“Therefore, being always of good courage, and knowing that while we are at home in the body we are absent from the Lord for we walk by faith, not by sight”. 2 Corinthians 5:7
Life as a high school teacher (and a mum, and a wife, and a leader, and a friend, and a plain old human being!) is a crazy juggle. I’ve written about this before, but lately it’s been on my mind more that usual. Lately, I’ve been feeling like my brain and my diary are so full of curriculum documents, marking folders, parent phone calls, classroom displays and staff meetings, that my faith can’t possibly be making any impact in my workplace. How could it? I barely have time to talk to God during a work day, let alone talk to anyone about him!
It is not unreasonable for me to think like that, amidst my busy teaching day, but I’ve been pleasantly surprised (again) by God. It turns out, and hold onto your hats; this is revolutionary, that God’s ability to move is not hampered in anyway by my limitations. Just because I can’t see what he is up to, doesn’t mean he is inactive.
Most of the time, I don’t see God moving in my work life. It’s like a really overcast day in a way; I can’t see the sunshine, I can’t feel the warmth, but I know that it is still sustaining life. That’s walking by faith, trusting in a God whose hand you can’t always see working. And every so often, those clouds part and for a glorious moment, I get the see those rays of sunlight beam down and do their thing.
This week, I got one of those glorious moments. I have one particularly student in my grade eight class whose journey up to this point has not been an easy one for a number of reasons, not least the death of his mum last year. Needless to say, there are days when this young man finds every day school stuff difficult to cope with and by extension, I find his behaviour difficult to cope with. The only thing I know how to do in these situations is pray. I’ve driven to and from work with this broken up, angry, emotional kid on my mind, pouring out my frustrations and hopes for him to God, asking him to help me.
Prayer changes things. Gradually, on those days when I haven’t been able to see anything happening, a trust has been developing. Opportunities that I never could’ve anticipated have arisen. I even got brave and, at the prompting of the Holy Spirit, had a very frank conversation with this student about our lovely new school psychologist and how she might be able to help him get to the bottom of some of the things that stop him being the kid he wants to be. Needless, to say, we fought about it, but I am the grown-up so I won.
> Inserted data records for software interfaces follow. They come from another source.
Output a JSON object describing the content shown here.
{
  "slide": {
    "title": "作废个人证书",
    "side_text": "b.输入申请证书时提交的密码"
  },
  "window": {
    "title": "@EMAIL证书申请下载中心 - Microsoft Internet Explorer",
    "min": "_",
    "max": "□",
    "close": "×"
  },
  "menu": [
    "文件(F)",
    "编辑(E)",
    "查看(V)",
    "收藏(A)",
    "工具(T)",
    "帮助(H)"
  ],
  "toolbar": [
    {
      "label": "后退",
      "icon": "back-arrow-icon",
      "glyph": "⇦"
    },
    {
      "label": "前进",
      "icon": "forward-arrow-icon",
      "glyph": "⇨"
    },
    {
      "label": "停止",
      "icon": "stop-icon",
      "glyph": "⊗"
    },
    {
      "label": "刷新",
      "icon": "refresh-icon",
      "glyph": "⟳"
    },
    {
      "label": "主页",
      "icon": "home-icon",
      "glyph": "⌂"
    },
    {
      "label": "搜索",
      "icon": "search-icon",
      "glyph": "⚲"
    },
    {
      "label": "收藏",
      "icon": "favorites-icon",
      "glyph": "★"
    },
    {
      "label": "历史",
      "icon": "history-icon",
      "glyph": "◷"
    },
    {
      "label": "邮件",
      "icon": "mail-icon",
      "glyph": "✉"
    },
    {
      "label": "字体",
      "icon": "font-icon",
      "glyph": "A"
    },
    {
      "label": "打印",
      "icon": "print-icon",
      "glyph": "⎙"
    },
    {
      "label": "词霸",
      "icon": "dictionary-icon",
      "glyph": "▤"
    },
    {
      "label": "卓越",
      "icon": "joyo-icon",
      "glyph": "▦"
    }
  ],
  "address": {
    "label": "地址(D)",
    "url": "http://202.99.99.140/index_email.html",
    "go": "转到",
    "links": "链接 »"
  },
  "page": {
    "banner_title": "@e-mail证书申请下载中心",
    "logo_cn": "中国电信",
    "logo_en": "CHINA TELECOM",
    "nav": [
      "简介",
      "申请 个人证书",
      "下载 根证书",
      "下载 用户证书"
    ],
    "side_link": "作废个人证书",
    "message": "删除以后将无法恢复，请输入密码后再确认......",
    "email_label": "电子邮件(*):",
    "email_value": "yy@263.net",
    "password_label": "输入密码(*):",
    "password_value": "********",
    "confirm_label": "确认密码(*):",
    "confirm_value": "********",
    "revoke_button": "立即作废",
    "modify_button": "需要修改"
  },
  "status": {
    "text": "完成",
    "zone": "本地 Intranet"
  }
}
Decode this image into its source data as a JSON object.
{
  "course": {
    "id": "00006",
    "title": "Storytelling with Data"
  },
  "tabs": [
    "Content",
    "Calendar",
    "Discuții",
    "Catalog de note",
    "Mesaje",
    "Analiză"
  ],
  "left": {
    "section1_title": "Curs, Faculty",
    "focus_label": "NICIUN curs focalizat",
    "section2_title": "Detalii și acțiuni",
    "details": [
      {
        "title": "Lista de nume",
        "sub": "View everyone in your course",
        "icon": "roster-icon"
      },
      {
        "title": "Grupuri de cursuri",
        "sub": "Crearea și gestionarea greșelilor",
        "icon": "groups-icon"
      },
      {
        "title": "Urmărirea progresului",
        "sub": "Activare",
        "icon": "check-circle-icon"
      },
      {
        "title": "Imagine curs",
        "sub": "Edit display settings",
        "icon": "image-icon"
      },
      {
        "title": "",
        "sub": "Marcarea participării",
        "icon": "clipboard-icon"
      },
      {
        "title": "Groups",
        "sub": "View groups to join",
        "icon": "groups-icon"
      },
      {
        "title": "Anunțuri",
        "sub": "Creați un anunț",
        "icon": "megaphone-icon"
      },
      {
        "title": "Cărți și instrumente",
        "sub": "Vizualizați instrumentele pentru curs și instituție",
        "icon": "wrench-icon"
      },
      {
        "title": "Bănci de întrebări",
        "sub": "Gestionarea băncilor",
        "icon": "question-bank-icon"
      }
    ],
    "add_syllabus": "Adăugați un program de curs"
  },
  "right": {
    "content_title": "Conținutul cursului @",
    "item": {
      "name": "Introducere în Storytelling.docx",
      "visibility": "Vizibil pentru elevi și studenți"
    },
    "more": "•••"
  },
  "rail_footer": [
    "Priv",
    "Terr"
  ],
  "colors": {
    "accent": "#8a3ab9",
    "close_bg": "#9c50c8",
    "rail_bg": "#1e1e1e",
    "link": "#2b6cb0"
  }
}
Reluctantly, he trudged off to his first appointment, shooting me the world’s dirtiest looks. I watched him go, asking God whether this might be the end of the relationship I had so carefully nurtured, unable to see the sunshine peeking through the clouds.
At the beginning of recess, the same young man was back in my classroom, waiting for me to pack up. On my way out, without looking me in the eye, he held out a chocolate bar he had bought me at the canteen on his way back down from the psych’s office.
“I just wanted to say thank you”.
It’s not about the chocolate; it’s not even about the thank you. The sunshine that came pouring through the clouds that morning was one young person who realised that I was not going to give up just because it was hard and that maybe he was even worth the fight. God is moving all the time, even in the mundane, even when we can’t see the sun for the clouds.